On a visit beginning in March 2004, a year after the war started, Anderson found Iraq a much more dangerous place than it had been 12 months before. "The Iraqis had been liberated from dictatorship by Operation Iraqi Freedom," he reported, "but their newfound liberty was not something they could easily cherish. . . . Freedom has only notional value unless a state is capable of harnessing its benefits for its citizens. For that to be possible, there must be security. It seems like a simple formula, but it was the essential ingredient still missing in Iraq a year after George W. Bush declared it to have been delivered from evil. No Iraqi I knew felt comforted or protected by the continued presence of 130,000 American soldiers in the country. Quite the contrary." Anderson's kaleidoscopic view of Iraqi society is filled with such paradoxes. His reporting offers many perspectives, but it does not pretend to be an opinion poll. Good as his legwork is, it has its limitations -- particularly a focus on alienated, middle-class, Arab Iraqis and the relative absence of Kurds and Turkomen. While he visited some mid-level insurgent clerics, he did not talk with anti-U.S. guerrillas on the one hand or representatives of the Iraqi interim government or the U.S.-led coalition on the other.

Still, The Fall of Baghdad demonstrates -- like Anderson's incisive books on the war in Afghanistan, contemporary guerrilla movements and Che Guevara -- his knack for interviews, observations and finely crafted, powerful narratives. The great value of this book is that Anderson takes us beyond sound bites or official statements to hear the authentic voices of thoughtful, educated Iraqi civilians in interviews and vignettes that capture the chaos of wartime and its aftermath.

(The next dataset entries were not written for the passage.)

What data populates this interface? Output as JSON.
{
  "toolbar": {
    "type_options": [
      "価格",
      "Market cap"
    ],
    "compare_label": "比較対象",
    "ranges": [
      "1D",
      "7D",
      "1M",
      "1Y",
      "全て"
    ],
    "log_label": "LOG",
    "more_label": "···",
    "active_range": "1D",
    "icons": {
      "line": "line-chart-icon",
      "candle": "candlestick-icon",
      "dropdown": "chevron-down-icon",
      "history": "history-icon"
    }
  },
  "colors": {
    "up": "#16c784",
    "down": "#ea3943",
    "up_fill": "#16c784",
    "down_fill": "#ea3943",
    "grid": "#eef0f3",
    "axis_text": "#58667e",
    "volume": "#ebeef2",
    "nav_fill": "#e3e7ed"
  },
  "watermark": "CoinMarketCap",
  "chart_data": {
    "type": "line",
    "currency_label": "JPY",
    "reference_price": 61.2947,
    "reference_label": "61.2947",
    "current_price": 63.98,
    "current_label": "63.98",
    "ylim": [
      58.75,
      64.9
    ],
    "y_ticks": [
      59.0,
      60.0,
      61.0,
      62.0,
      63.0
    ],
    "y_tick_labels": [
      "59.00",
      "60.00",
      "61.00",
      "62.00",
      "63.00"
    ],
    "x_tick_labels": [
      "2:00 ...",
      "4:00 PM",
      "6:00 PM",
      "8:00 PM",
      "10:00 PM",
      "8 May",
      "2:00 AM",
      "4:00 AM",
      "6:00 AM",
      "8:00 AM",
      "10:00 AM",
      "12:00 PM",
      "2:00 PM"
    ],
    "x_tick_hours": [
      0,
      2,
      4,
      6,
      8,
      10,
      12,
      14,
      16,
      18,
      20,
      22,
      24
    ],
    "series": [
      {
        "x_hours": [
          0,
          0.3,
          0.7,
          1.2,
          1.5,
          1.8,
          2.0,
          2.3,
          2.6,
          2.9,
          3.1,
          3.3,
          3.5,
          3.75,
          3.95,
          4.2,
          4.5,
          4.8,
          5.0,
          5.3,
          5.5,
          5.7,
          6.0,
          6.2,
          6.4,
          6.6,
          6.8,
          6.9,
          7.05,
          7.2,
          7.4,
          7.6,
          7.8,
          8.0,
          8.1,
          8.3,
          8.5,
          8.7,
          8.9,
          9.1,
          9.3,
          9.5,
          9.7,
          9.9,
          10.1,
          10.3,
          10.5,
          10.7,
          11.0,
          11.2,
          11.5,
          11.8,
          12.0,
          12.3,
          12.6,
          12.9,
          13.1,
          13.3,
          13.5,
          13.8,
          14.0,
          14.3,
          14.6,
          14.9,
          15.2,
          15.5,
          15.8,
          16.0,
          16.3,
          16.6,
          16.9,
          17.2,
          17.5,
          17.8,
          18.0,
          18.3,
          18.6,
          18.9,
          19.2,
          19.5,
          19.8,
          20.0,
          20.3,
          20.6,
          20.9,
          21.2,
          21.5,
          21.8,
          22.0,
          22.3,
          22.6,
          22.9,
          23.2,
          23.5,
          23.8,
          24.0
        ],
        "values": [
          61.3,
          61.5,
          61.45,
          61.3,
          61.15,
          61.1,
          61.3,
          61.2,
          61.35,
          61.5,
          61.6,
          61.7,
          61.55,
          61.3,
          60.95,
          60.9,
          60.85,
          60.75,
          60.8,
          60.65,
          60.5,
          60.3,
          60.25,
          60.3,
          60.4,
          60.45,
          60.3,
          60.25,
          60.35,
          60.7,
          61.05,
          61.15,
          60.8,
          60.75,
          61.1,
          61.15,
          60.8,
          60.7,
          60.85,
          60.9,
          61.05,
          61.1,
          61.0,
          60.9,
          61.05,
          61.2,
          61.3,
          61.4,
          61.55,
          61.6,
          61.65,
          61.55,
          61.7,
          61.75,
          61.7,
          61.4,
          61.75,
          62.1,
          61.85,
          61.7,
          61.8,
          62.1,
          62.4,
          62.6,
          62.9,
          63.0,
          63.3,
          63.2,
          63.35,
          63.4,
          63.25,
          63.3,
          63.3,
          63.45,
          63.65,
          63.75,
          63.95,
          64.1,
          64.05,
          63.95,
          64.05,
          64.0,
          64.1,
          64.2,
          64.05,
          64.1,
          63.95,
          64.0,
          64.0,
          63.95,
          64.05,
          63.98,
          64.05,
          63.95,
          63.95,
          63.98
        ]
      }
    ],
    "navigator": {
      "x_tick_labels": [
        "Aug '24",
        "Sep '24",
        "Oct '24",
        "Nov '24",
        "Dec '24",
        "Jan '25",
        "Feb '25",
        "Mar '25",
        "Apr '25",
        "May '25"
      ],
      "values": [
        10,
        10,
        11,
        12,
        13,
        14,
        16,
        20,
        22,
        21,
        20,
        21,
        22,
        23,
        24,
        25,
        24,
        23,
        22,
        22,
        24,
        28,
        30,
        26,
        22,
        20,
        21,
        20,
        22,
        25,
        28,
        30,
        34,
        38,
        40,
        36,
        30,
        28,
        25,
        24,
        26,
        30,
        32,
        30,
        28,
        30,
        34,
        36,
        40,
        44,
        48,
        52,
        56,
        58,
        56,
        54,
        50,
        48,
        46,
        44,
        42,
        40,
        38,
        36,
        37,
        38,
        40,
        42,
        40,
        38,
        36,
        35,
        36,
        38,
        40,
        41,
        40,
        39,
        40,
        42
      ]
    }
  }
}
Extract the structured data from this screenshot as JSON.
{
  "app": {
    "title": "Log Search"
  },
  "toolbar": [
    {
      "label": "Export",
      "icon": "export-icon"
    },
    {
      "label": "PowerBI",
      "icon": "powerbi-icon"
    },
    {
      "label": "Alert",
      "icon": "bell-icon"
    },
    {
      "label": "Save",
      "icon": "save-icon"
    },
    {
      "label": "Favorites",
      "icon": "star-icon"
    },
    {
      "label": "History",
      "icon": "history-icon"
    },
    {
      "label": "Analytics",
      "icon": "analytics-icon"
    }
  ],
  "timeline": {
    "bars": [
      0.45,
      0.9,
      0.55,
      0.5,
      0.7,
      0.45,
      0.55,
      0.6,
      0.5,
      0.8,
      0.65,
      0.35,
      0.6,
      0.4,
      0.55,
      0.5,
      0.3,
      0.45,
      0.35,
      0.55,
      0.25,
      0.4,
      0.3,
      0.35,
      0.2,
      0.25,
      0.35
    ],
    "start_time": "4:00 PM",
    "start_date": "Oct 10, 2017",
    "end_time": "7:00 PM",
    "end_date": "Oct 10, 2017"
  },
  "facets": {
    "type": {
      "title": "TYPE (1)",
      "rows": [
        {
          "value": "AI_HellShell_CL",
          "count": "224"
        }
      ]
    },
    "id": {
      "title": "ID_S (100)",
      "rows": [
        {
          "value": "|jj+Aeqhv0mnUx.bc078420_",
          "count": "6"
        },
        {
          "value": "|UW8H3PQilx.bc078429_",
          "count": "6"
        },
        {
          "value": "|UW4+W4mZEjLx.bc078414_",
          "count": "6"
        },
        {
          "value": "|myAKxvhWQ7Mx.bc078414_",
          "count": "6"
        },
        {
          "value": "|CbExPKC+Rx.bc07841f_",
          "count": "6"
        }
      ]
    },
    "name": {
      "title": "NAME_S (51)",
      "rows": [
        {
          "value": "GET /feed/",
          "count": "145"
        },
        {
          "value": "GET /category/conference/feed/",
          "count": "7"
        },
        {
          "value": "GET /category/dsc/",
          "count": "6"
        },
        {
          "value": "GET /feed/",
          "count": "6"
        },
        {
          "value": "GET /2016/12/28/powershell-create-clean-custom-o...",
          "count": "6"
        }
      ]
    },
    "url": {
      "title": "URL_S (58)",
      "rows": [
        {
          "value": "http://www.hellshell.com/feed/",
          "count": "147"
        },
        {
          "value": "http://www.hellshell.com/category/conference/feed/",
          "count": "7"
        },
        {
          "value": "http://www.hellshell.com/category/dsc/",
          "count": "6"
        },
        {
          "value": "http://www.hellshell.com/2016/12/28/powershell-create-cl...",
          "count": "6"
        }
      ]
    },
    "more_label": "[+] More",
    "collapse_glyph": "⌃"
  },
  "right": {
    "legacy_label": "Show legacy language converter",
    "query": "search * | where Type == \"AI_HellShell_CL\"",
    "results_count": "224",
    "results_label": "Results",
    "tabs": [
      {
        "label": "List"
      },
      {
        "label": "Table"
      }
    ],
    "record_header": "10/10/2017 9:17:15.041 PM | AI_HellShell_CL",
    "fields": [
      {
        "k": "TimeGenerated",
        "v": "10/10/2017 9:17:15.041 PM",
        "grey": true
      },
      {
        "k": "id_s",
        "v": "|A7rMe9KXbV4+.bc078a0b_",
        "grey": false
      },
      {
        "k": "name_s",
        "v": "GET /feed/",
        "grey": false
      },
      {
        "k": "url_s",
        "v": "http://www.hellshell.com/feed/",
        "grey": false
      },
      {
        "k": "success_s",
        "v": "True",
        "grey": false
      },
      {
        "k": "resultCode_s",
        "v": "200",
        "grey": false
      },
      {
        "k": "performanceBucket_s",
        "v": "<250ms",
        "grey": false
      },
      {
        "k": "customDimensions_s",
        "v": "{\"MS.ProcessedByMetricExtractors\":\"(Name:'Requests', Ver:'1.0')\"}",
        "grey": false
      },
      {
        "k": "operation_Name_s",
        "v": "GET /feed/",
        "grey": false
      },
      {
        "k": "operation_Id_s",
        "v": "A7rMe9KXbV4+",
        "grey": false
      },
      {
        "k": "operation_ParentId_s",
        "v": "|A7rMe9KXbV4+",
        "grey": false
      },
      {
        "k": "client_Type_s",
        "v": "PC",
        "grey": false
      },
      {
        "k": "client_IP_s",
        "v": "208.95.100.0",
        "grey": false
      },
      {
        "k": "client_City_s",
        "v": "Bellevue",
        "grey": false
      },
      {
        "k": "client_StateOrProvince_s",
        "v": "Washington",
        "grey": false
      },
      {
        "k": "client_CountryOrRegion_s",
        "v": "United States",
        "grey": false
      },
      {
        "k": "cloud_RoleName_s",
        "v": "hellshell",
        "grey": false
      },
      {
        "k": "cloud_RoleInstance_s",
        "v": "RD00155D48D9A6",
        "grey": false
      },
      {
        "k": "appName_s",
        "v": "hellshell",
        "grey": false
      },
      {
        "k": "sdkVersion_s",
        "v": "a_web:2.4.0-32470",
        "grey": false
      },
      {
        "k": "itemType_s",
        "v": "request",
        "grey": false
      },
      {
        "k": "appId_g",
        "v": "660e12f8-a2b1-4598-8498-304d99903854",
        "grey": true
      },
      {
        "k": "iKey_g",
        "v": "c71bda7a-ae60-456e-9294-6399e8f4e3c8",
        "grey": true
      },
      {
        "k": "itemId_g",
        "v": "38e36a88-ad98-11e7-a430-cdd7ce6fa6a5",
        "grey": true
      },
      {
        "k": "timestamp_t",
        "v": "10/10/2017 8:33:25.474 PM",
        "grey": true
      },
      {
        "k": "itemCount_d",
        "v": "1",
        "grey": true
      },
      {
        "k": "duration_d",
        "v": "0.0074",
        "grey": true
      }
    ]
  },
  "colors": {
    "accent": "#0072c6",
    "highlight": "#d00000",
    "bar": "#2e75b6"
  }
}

This is not a military history of the war in Iraq. Nor, except for a few instances, does it deal with American soldiers, unlike Bill Katovsky and Timothy Carlson's oral history from "embedded" journalists. But the haunting intensity of Anderson's vibrant account of his experiences is reminiscent of the best war literature, such as John Hersey's Hiroshima, Michael Herr's Dispatches and Michael Kelly's journal of America's first Iraq war in 1991, Martyrs' Day: Chronicle of a Small War.

Anderson strives to be evenhanded and nonpartisan. He neither advocates nor (often) judges. From the melange of facts, he offers little interpretation and few conclusions of his own, generally preferring to let his contemporaneous observations and the stories of the Iraqis he met speak for themselves. He also seems particularly interested in evoking a mood, and he does so artfully. It is not a mood of celebration, however, but one of confusion, pessimism and sometimes despair.

This is the rich, raw material of history -- that beguiling but elusive muse -- an account by a skillful observer and reporter, and a sheaf of extended testimony about daily life and contemporary attitudes by concerned Iraqis during the historic remaking of their country. Anderson's book may not tell us how long American forces will be in Iraq -- a decision that will be made in Washington, not Baghdad -- but it is indispensable for understanding what is going on inside Iraqi society today. *

John Whiteclay Chambers II teaches history at Rutgers University and is editor-in-chief of "The Oxford Companion to American Military History."

A U.S. soldier watches a 20-foot high statue of Saddam Hussein fall in central Baghdad on April 9, 2003.